In my first book, Catullus and his Renaissance Readers (), I studied several genres of Renaissance reception – text criticism, university lecturing, commentaries, and literary imitation and parody. More recently I have published an even more wide-ranging study, The Fortunes of Apuleius (), on the reception of Apuleius from antiquity.

Julia Haig Gaisser, Catullus and His Renaissance Readers. Oxford: Clarendon Press, xiii + pp. £ ISBN 8. Professor Gaisser's book derives from her contribution on Catullus to the Catalogue Translationum et Commentariorum, that immensely learned resource for the history of the classical tradition in the medieval and.

The poetry of Gaius Valerius Catullus has had two lives. In Rome, Catullus and his generation, the “new poets,” played an essential role in the development of Augustan poetry.

They helped to create the possibility that one might be a poet by profession.
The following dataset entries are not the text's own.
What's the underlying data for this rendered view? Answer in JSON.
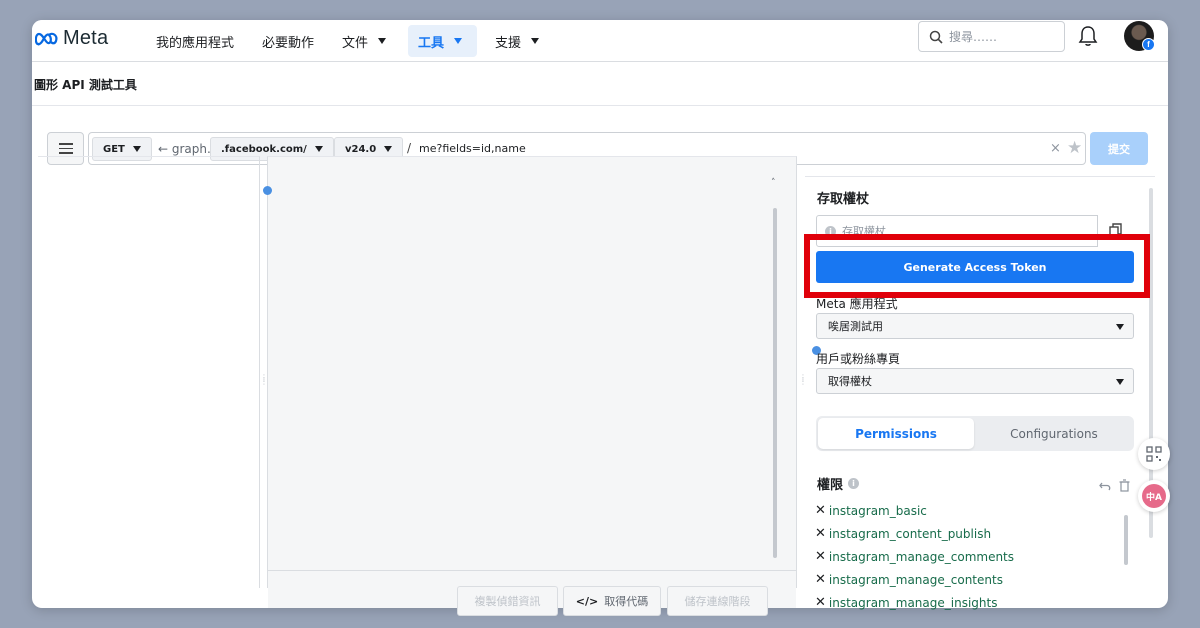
{
  "nav": {
    "logo_text": "Meta",
    "items": [
      {
        "label": "我的應用程式"
      },
      {
        "label": "必要動作"
      },
      {
        "label": "文件"
      },
      {
        "label": "工具"
      },
      {
        "label": "支援"
      }
    ],
    "search_placeholder": "搜尋……"
  },
  "page": {
    "title": "圖形 API 測試工具"
  },
  "query": {
    "method": "GET",
    "graph_prefix": "← graph.",
    "domain": ".facebook.com/",
    "version": "v24.0",
    "slash": "/",
    "path": "me?fields=id,name",
    "clear": "×",
    "star": "★",
    "submit_label": "提交"
  },
  "center": {
    "footer_buttons": [
      {
        "label": "複製偵錯資訊"
      },
      {
        "label": "取得代碼"
      },
      {
        "label": "儲存連線階段"
      }
    ],
    "code_icon": "</>"
  },
  "right": {
    "token_title": "存取權杖",
    "token_placeholder": "存取權杖",
    "generate_label": "Generate Access Token",
    "app_label": "Meta 應用程式",
    "app_value": "唉居測試用",
    "user_label": "用戶或粉絲專頁",
    "user_value": "取得權杖",
    "tabs": [
      {
        "label": "Permissions"
      },
      {
        "label": "Configurations"
      }
    ],
    "permissions_title": "權限",
    "permissions": [
      {
        "name": "instagram_basic"
      },
      {
        "name": "instagram_content_publish"
      },
      {
        "name": "instagram_manage_comments"
      },
      {
        "name": "instagram_manage_contents"
      },
      {
        "name": "instagram_manage_insights"
      }
    ]
  },
  "colors": {
    "accent": "#1877f2",
    "highlight": "#e0000a",
    "permission_text": "#176b4a"
  }
}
They brought to Rome the learned and self-conscious style of Hellenistic poetry, and they helped to create and explore those.
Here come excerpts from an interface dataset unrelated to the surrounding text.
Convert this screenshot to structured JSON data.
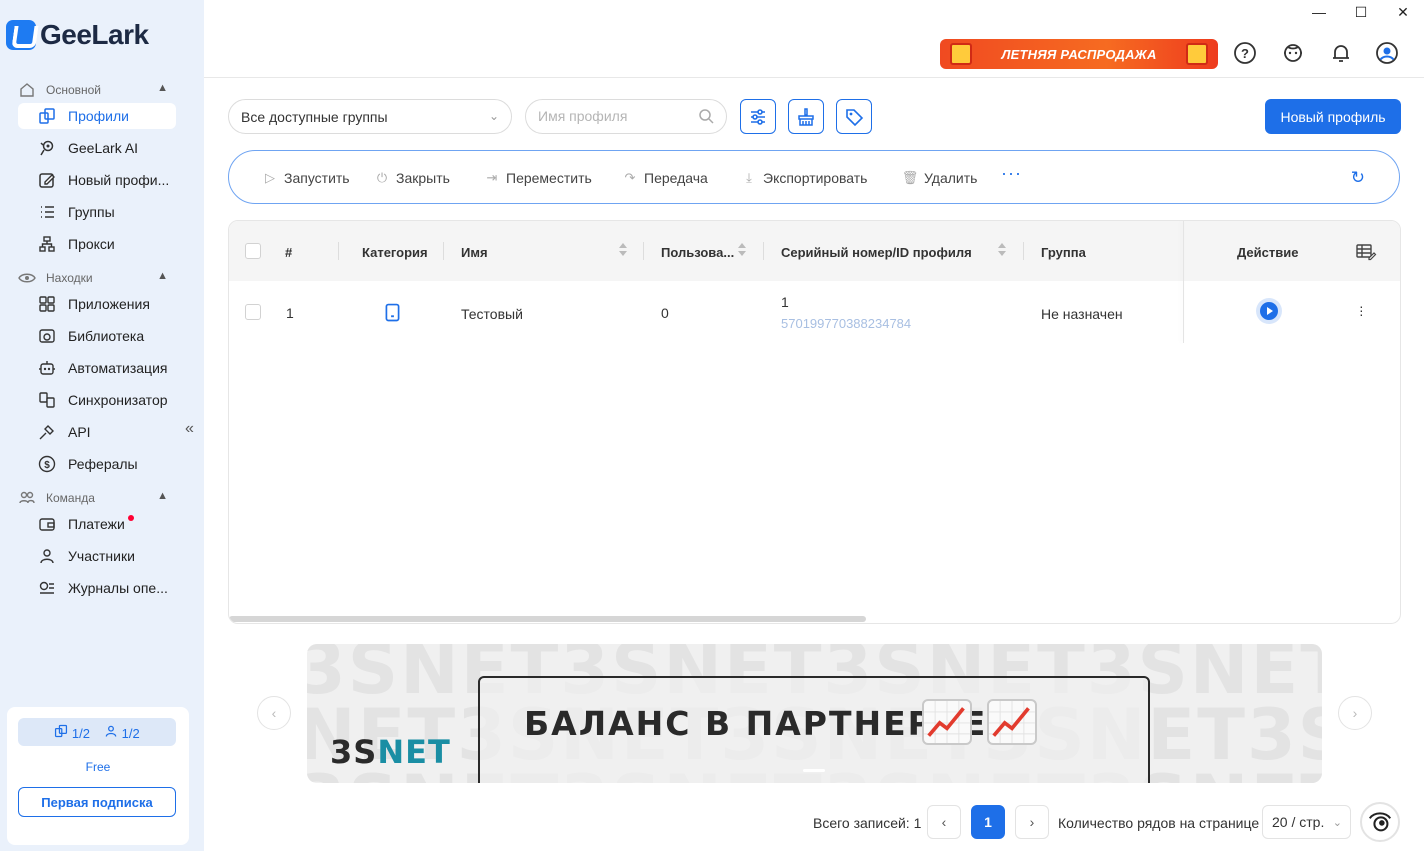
{
  "app": {
    "brand": "GeeLark"
  },
  "window": {
    "minimize": "—",
    "maximize": "☐",
    "close": "✕"
  },
  "sidebar": {
    "sections": [
      {
        "label": "Основной"
      },
      {
        "label": "Находки"
      },
      {
        "label": "Команда"
      }
    ],
    "items": [
      {
        "label": "Профили",
        "icon": "profiles-icon",
        "active": true
      },
      {
        "label": "GeeLark AI",
        "icon": "ai-icon"
      },
      {
        "label": "Новый профи...",
        "icon": "edit-icon"
      },
      {
        "label": "Группы",
        "icon": "list-icon"
      },
      {
        "label": "Прокси",
        "icon": "proxy-icon"
      },
      {
        "label": "Приложения",
        "icon": "apps-icon"
      },
      {
        "label": "Библиотека",
        "icon": "library-icon"
      },
      {
        "label": "Автоматизация",
        "icon": "robot-icon"
      },
      {
        "label": "Синхронизатор",
        "icon": "sync-icon"
      },
      {
        "label": "API",
        "icon": "api-icon"
      },
      {
        "label": "Рефералы",
        "icon": "dollar-icon"
      },
      {
        "label": "Платежи",
        "icon": "wallet-icon",
        "notification": true
      },
      {
        "label": "Участники",
        "icon": "user-icon"
      },
      {
        "label": "Журналы опе...",
        "icon": "logs-icon"
      }
    ],
    "plan": {
      "profiles_count": "1/2",
      "members_count": "1/2",
      "name": "Free",
      "subscribe_label": "Первая подписка"
    }
  },
  "header": {
    "promo_label": "ЛЕТНЯЯ РАСПРОДАЖА",
    "icons": [
      "help-icon",
      "support-icon",
      "bell-icon",
      "account-icon"
    ]
  },
  "toolbar": {
    "group_select": "Все доступные группы",
    "search_placeholder": "Имя профиля",
    "new_profile_label": "Новый профиль"
  },
  "actions": {
    "start": "Запустить",
    "close": "Закрыть",
    "move": "Переместить",
    "transfer": "Передача",
    "export": "Экспортировать",
    "delete": "Удалить",
    "more": "···"
  },
  "table": {
    "columns": {
      "num": "#",
      "category": "Категория",
      "name": "Имя",
      "user": "Пользова...",
      "serial": "Серийный номер/ID профиля",
      "group": "Группа",
      "action": "Действие"
    },
    "rows": [
      {
        "num": "1",
        "category": "phone-icon",
        "name": "Тестовый",
        "user": "0",
        "serial": "1",
        "profile_id": "570199770388234784",
        "group": "Не назначен"
      }
    ]
  },
  "banner": {
    "logo_part1": "3S",
    "logo_part2": "NET",
    "headline": "БАЛАНС В ПАРТНЕРКЕ:",
    "background_text": "3SNET3SNET3SNET3SNET3SNE",
    "background_text2": "NET3SNET3SNET3SNET3SNET",
    "background_text3": "3SNET3SNET3SNET3SNET3SNE"
  },
  "pagination": {
    "total_label": "Всего записей: 1",
    "current_page": "1",
    "rows_label": "Количество рядов на странице",
    "page_size": "20 / стр."
  },
  "colors": {
    "accent": "#1e6fe8",
    "sidebar_bg": "#eaf1fb",
    "promo": "#f04a21"
  }
}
In particular, G. believes that Renaissance readers misread Catullus, to a degree, because they read him through Martial. She also believes that early imitators concentrated on but a few popular and easily understandable poems, thereby giving a misleading portrait of his poetry as a whole.

Therefore, many readers began to think of Catullus. Love by the Numbers: Form and the Meaning in the Poetry of Catullus. New York: Peter Lang. ISBN Gaisser JH (). Catullus and his Renaissance Readers. Oxford: Clarendon Press. ISBN Wiseman TP (). Catullus and his World: A Reappraisal.
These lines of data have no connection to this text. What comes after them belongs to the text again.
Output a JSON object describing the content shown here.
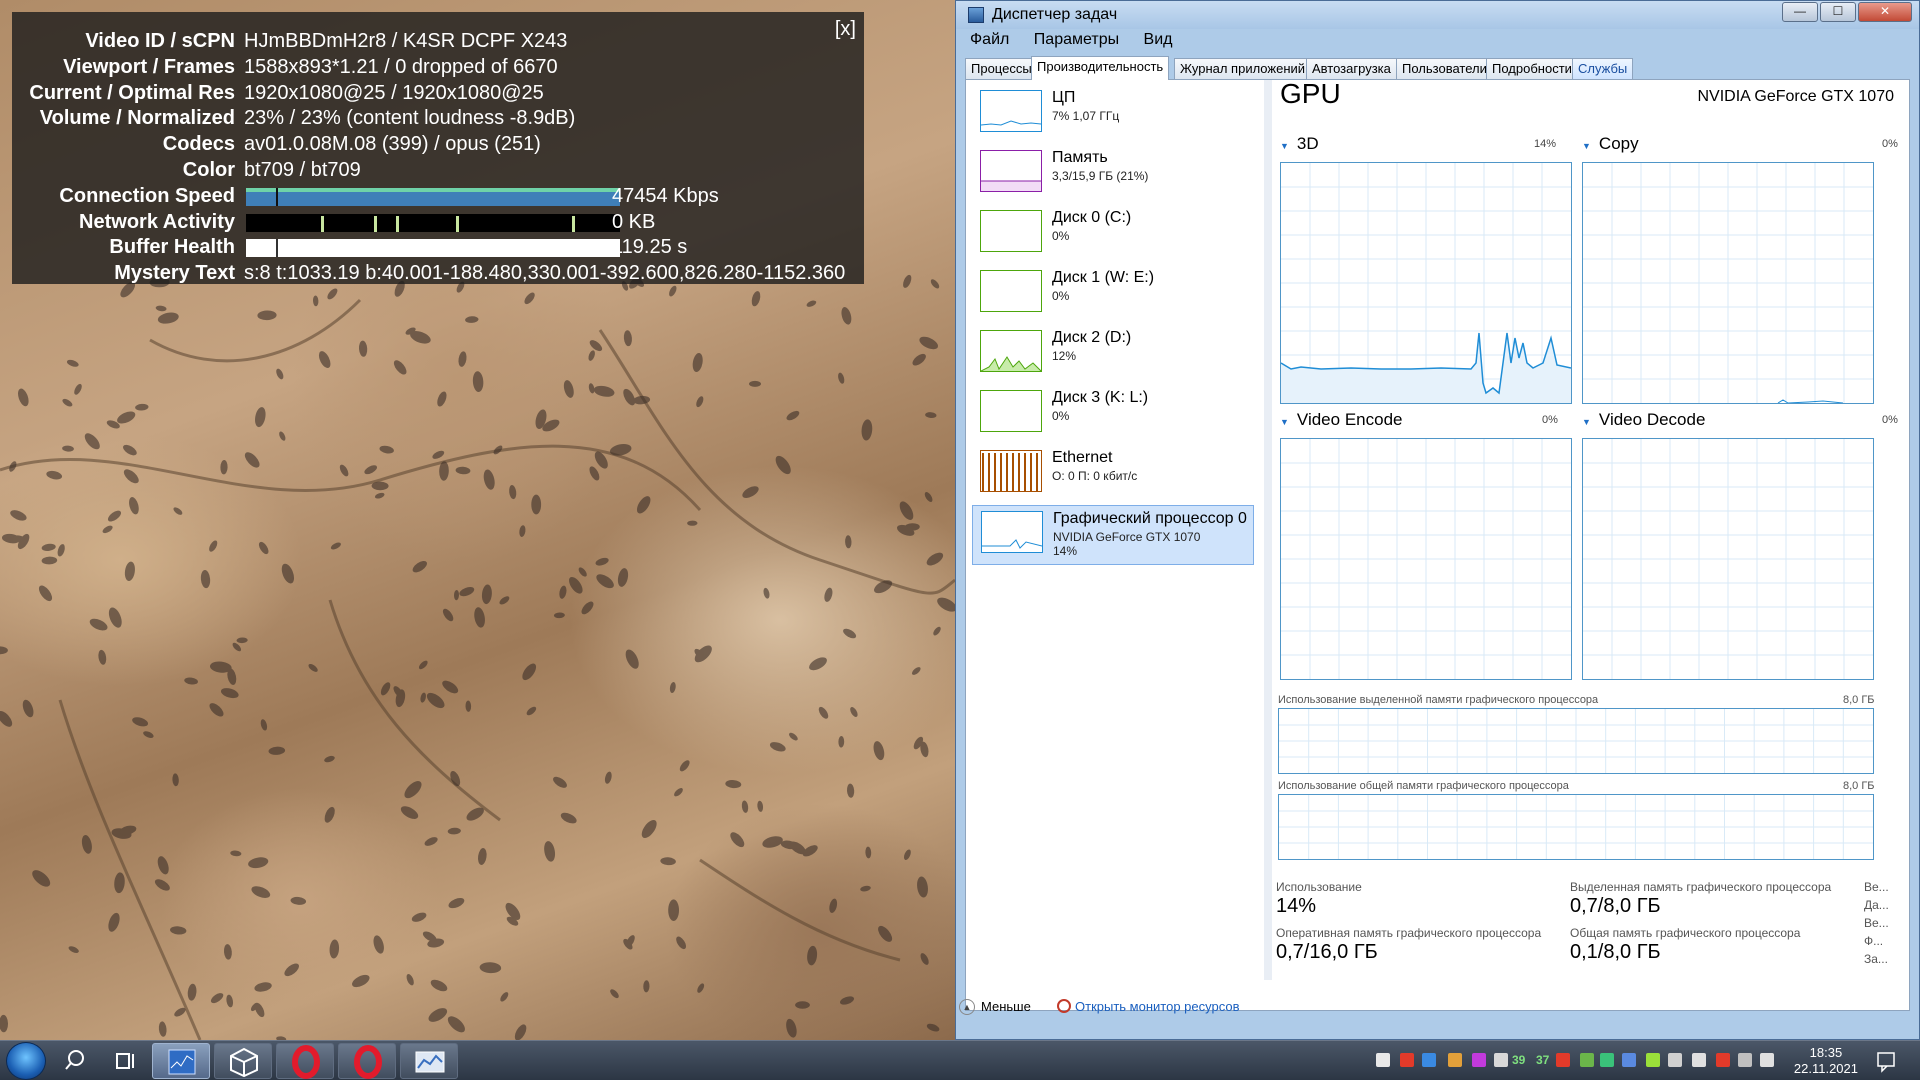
{
  "stats": {
    "close_label": "[x]",
    "rows": [
      {
        "label": "Video ID / sCPN",
        "value": "HJmBBDmH2r8 / K4SR DCPF X243"
      },
      {
        "label": "Viewport / Frames",
        "value": "1588x893*1.21 / 0 dropped of 6670"
      },
      {
        "label": "Current / Optimal Res",
        "value": "1920x1080@25 / 1920x1080@25"
      },
      {
        "label": "Volume / Normalized",
        "value": "23% / 23% (content loudness -8.9dB)"
      },
      {
        "label": "Codecs",
        "value": "av01.0.08M.08 (399) / opus (251)"
      },
      {
        "label": "Color",
        "value": "bt709 / bt709"
      },
      {
        "label": "Connection Speed",
        "value": "47454 Kbps",
        "bar": "connection"
      },
      {
        "label": "Network Activity",
        "value": "0 KB",
        "bar": "network"
      },
      {
        "label": "Buffer Health",
        "value": "119.25 s",
        "bar": "buffer"
      },
      {
        "label": "Mystery Text",
        "value": "s:8 t:1033.19 b:40.001-188.480,330.001-392.600,826.280-1152.360"
      }
    ],
    "colors": {
      "connection": "#3f7fb8",
      "network_spikes": "#c8e6a0",
      "buffer": "#ffffff"
    }
  },
  "task_manager": {
    "title": "Диспетчер задач",
    "window_buttons": {
      "min": "—",
      "max": "☐",
      "close": "✕"
    },
    "menu": [
      "Файл",
      "Параметры",
      "Вид"
    ],
    "tabs": [
      "Процессы",
      "Производительность",
      "Журнал приложений",
      "Автозагрузка",
      "Пользователи",
      "Подробности",
      "Службы"
    ],
    "active_tab": "Производительность",
    "resources": [
      {
        "name": "ЦП",
        "sub": "7% 1,07 ГГц",
        "color": "#1f8dd6"
      },
      {
        "name": "Память",
        "sub": "3,3/15,9 ГБ (21%)",
        "color": "#8b1fa8"
      },
      {
        "name": "Диск 0 (C:)",
        "sub": "0%",
        "color": "#4da60c"
      },
      {
        "name": "Диск 1 (W: E:)",
        "sub": "0%",
        "color": "#4da60c"
      },
      {
        "name": "Диск 2 (D:)",
        "sub": "12%",
        "color": "#4da60c"
      },
      {
        "name": "Диск 3 (K: L:)",
        "sub": "0%",
        "color": "#4da60c"
      },
      {
        "name": "Ethernet",
        "sub": "О: 0 П: 0 кбит/с",
        "color": "#a74f01"
      },
      {
        "name": "Графический процессор 0",
        "sub": "NVIDIA GeForce GTX 1070",
        "sub2": "14%",
        "color": "#1f8dd6"
      }
    ],
    "gpu": {
      "title": "GPU",
      "name": "NVIDIA GeForce GTX 1070",
      "engines": [
        {
          "label": "3D",
          "pct": "14%"
        },
        {
          "label": "Copy",
          "pct": "0%"
        },
        {
          "label": "Video Encode",
          "pct": "0%"
        },
        {
          "label": "Video Decode",
          "pct": "0%"
        }
      ],
      "dedicated_label": "Использование выделенной памяти графического процессора",
      "dedicated_max": "8,0 ГБ",
      "shared_label": "Использование общей памяти графического процессора",
      "shared_max": "8,0 ГБ",
      "stats": [
        {
          "label": "Использование",
          "value": "14%"
        },
        {
          "label": "Выделенная память графического процессора",
          "value": "0,7/8,0 ГБ"
        },
        {
          "label": "Оперативная память графического процессора",
          "value": "0,7/16,0 ГБ"
        },
        {
          "label": "Общая память графического процессора",
          "value": "0,1/8,0 ГБ"
        }
      ],
      "truncated": [
        "Ве...",
        "Да...",
        "Ве...",
        "Ф...",
        "За..."
      ]
    },
    "bottom": {
      "less": "Меньше",
      "monitor": "Открыть монитор ресурсов"
    }
  },
  "taskbar": {
    "tray_numbers": [
      "39",
      "37"
    ],
    "time": "18:35",
    "date": "22.11.2021"
  }
}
New York: Cambridge University Press. ISBN For Catullus was Romes first lyric poet and his poetry, unlike most of his contemporaries, dealt less with epic adventures, and more with the personal. Catullus lived in turbulent times Subtitled, “The Life of Rome’s Most Erotic Poet,” this is the biography of Gaius Valerius Catullus, believed to be born in Verona about 82 B.C/5.

Catullus is one of the liveliest and most appealing Roman poets. His emotion, charm, and apparent spontaneity resonate with readers as strongly today as in antiquity. This sophisticated literary and historical introduction brings Catullus to life for the modern reader and presents his poetry in all its variety of emotions, subjects, and styles.

Places Catullus in a Author: Julia Haig Gaisser. Catullus is one of the liveliest and most appealing Roman poets. His emotion, charm, and apparent spontaneity resonate with readers as strongly today as in antiquity.

This sophisticated literary and historical introduction brings Catullus to life for the modern reader and presents his poetry in all its variety of emotions, subjects, and styles. The most popular of the Roman poets, Catullus is known for the accessibility of his witty and erotic love poems.

In this book Charles Martin, himself a poet, offers a deeper reading of Catullus, revealing the art and intelligence behind the seemingly spontaneous verse/5. Julia Haig Gaisser is Eugenia Chase Guild Professor Emeritus in the Humanities at Bryn Mawr College, and a past president of the American Philological Association.

She is the author of Catullus and His Renaissance Readers (), Pierio Valeriano on the Ill Fortune of Learned Men: A Renaissance Humanist and His World (), and The Fortunes of Apuleius and the Format: Ebook. Tisch Book Stacks CBC26 Companion to Ne0-Latin Studies. Jozef Ijsewijn. 2 nd revised edition.

Louvain: Louven University Press: Peeters Press, Tisch Book Stacks PA Catullus and his Renaissance Readers. J. H. Gaisser. Oxford: Oxford University Press, Tisch Book Stacks PAG35   Haig-Gasser, whose earlier fine book, Catullus and His Renaissance Readers, remains unfortunately out of print, is a very readable and comprehensive guide to the poet's work.

She includes readers with little Latin or historical knowledge of ancient Rome. Her accounts of the metrical and structural achievements of Catullus are very insightful.5/5(1). Repeatedly, Pontano specifies that his lovers' kisses are accompanied by darting tongues; a Catullan kiss is a French kiss; and it is in this context that Gaisser remarks that "henceforth, Catullan poetry would speak in the language of Martial, but with the Renaissance voice and accent of Pontano" (Catullus and his Renaissance Readers,).